── RECORDS SHOWN

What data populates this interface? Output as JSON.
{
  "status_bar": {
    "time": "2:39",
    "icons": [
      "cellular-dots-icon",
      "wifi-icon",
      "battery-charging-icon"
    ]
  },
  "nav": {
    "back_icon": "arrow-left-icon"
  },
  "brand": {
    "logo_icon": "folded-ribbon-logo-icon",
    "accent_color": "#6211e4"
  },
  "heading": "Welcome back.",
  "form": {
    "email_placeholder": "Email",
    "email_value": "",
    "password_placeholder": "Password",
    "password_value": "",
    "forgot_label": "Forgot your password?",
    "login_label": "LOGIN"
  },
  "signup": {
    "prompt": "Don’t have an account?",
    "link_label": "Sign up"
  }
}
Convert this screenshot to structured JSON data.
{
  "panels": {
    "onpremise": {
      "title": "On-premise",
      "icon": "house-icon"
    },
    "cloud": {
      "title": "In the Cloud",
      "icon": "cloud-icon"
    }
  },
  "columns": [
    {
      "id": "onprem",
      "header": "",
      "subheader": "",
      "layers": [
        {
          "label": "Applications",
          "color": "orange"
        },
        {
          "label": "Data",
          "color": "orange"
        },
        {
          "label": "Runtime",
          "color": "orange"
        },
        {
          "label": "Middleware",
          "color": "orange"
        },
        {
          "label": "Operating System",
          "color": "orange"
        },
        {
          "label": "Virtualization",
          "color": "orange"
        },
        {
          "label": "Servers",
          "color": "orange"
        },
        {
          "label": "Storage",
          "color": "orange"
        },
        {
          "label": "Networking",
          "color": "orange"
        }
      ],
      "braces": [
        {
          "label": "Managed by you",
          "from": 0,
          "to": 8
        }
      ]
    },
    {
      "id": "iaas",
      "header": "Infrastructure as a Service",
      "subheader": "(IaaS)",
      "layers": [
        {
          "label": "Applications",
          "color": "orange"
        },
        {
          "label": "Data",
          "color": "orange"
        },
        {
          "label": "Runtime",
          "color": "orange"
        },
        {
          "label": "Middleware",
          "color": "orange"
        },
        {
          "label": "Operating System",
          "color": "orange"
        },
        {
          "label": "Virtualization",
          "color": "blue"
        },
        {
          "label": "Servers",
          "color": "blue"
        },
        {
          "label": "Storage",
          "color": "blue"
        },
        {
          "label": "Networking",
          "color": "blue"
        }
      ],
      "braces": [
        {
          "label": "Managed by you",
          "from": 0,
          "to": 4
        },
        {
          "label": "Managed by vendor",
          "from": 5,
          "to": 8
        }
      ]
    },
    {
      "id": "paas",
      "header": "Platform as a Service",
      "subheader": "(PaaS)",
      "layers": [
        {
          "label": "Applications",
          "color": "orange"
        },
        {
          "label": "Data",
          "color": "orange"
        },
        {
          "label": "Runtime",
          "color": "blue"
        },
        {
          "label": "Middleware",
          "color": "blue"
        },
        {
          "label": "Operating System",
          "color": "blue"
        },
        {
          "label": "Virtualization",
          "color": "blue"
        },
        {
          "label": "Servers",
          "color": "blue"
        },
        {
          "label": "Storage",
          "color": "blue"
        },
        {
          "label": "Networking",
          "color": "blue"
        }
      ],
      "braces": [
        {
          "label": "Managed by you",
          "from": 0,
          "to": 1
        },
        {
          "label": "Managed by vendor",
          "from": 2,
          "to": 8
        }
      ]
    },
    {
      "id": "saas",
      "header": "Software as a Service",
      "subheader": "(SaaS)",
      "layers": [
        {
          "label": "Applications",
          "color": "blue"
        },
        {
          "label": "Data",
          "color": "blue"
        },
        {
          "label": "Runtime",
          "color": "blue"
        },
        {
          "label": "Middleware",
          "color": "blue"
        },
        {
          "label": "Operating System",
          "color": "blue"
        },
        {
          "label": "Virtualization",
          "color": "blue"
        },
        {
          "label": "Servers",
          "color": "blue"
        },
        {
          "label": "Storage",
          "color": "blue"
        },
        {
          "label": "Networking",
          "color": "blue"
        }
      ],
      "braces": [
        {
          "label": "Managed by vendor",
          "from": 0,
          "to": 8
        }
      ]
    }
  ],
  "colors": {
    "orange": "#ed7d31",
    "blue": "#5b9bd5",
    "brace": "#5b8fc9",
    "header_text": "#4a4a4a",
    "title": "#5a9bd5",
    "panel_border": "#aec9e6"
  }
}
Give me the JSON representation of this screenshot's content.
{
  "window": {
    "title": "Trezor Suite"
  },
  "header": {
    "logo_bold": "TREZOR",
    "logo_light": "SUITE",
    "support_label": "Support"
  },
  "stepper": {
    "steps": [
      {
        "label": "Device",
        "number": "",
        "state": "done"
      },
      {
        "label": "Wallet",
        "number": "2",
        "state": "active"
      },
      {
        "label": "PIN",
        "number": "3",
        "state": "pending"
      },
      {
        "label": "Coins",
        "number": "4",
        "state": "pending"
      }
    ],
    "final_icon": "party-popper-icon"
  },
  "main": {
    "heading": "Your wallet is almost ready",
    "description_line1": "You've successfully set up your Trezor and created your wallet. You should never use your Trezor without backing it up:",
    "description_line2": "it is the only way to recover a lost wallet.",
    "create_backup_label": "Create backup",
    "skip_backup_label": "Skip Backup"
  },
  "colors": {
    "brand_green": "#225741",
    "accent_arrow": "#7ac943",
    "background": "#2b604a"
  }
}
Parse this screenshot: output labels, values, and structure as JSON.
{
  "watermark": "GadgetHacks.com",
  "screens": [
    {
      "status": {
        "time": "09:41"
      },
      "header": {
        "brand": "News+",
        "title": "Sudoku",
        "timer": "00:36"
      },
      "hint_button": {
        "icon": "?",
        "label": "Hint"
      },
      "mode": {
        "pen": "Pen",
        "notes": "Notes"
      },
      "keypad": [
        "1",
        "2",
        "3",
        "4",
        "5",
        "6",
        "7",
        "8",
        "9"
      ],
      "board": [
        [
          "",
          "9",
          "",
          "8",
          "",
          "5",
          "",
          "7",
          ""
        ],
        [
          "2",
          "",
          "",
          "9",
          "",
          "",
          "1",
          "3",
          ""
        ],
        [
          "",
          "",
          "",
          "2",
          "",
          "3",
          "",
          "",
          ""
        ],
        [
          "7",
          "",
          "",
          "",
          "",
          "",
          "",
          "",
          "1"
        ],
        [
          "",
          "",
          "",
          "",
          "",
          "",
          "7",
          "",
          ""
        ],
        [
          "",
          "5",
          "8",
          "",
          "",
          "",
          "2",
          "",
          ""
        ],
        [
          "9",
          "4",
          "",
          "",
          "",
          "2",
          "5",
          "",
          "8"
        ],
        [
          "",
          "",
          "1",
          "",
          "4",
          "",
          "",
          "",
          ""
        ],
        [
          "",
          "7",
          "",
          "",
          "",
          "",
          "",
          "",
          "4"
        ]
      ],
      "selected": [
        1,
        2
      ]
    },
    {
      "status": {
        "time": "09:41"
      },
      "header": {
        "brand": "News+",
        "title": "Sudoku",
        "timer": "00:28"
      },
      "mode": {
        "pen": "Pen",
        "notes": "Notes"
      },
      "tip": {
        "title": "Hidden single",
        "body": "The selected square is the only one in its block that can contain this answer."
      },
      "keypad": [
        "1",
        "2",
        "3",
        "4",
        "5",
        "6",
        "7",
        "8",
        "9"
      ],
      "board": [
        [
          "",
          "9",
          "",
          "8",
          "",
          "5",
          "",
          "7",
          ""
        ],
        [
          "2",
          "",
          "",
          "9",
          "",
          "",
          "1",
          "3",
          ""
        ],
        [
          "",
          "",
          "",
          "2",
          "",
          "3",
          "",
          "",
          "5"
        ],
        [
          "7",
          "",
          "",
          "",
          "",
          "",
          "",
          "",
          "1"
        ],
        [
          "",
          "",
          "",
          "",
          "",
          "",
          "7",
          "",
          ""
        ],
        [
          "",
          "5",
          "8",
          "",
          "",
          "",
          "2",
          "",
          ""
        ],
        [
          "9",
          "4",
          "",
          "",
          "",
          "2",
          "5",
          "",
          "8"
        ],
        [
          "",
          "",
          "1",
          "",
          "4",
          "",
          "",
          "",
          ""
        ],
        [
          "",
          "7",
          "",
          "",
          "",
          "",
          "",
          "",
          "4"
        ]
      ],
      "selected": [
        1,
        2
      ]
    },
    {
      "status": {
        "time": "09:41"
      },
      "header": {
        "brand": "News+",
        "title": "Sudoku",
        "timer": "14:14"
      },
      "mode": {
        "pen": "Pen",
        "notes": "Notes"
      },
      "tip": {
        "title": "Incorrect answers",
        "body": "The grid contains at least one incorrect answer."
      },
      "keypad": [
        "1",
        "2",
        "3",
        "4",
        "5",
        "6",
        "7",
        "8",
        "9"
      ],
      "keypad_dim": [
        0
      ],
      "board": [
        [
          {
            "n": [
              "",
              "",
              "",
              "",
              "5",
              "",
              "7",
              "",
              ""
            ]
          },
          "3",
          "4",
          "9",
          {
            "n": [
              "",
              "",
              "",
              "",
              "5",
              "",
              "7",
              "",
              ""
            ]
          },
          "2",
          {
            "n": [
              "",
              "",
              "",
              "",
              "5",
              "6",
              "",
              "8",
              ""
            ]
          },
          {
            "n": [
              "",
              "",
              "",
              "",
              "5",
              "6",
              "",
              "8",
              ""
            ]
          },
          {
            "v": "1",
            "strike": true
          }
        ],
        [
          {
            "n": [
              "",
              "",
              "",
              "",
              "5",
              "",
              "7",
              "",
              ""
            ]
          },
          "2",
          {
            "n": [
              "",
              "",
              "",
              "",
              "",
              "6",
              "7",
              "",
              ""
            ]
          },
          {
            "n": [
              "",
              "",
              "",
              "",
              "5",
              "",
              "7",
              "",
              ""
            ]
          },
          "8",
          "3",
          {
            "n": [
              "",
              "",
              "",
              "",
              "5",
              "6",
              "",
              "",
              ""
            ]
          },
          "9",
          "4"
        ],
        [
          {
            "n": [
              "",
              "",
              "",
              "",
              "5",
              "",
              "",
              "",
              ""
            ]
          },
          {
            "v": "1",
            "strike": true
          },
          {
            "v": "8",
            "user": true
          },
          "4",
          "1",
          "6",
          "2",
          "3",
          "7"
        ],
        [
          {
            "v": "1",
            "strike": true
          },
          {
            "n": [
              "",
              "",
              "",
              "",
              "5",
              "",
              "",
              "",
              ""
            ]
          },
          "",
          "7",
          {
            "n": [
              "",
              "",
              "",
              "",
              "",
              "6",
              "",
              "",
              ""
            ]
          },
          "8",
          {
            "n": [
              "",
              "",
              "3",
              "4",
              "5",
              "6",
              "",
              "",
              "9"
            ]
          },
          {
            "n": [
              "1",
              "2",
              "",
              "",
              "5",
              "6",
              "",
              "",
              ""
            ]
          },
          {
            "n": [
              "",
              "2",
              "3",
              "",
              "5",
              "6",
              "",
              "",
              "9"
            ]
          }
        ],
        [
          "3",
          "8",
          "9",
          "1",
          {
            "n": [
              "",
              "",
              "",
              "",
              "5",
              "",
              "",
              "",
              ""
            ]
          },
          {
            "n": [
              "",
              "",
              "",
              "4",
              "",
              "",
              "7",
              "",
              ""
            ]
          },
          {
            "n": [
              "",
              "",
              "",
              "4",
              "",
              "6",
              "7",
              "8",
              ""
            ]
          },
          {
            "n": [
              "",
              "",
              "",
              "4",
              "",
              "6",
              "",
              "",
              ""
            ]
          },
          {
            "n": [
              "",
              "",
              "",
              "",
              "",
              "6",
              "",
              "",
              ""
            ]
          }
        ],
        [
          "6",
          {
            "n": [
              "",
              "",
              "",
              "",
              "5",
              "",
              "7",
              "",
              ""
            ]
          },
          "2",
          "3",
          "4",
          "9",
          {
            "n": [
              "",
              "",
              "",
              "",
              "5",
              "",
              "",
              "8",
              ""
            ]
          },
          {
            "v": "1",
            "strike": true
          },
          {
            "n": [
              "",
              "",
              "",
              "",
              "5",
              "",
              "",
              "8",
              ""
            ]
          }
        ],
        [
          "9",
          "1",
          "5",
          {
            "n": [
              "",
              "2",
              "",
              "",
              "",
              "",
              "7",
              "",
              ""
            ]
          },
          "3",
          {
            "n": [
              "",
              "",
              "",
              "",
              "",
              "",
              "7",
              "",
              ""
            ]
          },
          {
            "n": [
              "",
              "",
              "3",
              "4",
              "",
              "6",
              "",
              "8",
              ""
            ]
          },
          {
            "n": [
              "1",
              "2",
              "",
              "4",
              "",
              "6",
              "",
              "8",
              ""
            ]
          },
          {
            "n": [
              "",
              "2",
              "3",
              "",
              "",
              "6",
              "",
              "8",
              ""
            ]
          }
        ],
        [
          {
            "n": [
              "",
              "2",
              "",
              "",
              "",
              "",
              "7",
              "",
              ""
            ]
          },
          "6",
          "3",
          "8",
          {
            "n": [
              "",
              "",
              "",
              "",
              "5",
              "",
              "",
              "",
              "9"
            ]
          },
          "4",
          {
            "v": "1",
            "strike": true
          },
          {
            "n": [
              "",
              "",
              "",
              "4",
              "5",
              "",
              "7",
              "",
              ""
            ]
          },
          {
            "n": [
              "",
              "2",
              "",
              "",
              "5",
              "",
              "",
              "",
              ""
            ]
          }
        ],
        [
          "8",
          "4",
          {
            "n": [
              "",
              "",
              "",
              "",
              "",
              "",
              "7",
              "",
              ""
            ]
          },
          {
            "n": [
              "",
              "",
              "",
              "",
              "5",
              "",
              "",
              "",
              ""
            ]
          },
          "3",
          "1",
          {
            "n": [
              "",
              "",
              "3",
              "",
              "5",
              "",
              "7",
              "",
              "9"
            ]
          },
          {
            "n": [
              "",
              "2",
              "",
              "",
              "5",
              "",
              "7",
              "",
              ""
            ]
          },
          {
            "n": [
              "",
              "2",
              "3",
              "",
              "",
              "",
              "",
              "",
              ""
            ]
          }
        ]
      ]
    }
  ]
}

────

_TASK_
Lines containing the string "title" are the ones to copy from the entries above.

_COMPLETED EXERCISE_
      "title": "On-premise",
      "title": "In the Cloud",
    "title": "#5a9bd5",
    "title": "Trezor Suite"
        "title": "Sudoku",
        "title": "Sudoku",
        "title": "Hidden single",
        "title": "Sudoku",
        "title": "Incorrect answers",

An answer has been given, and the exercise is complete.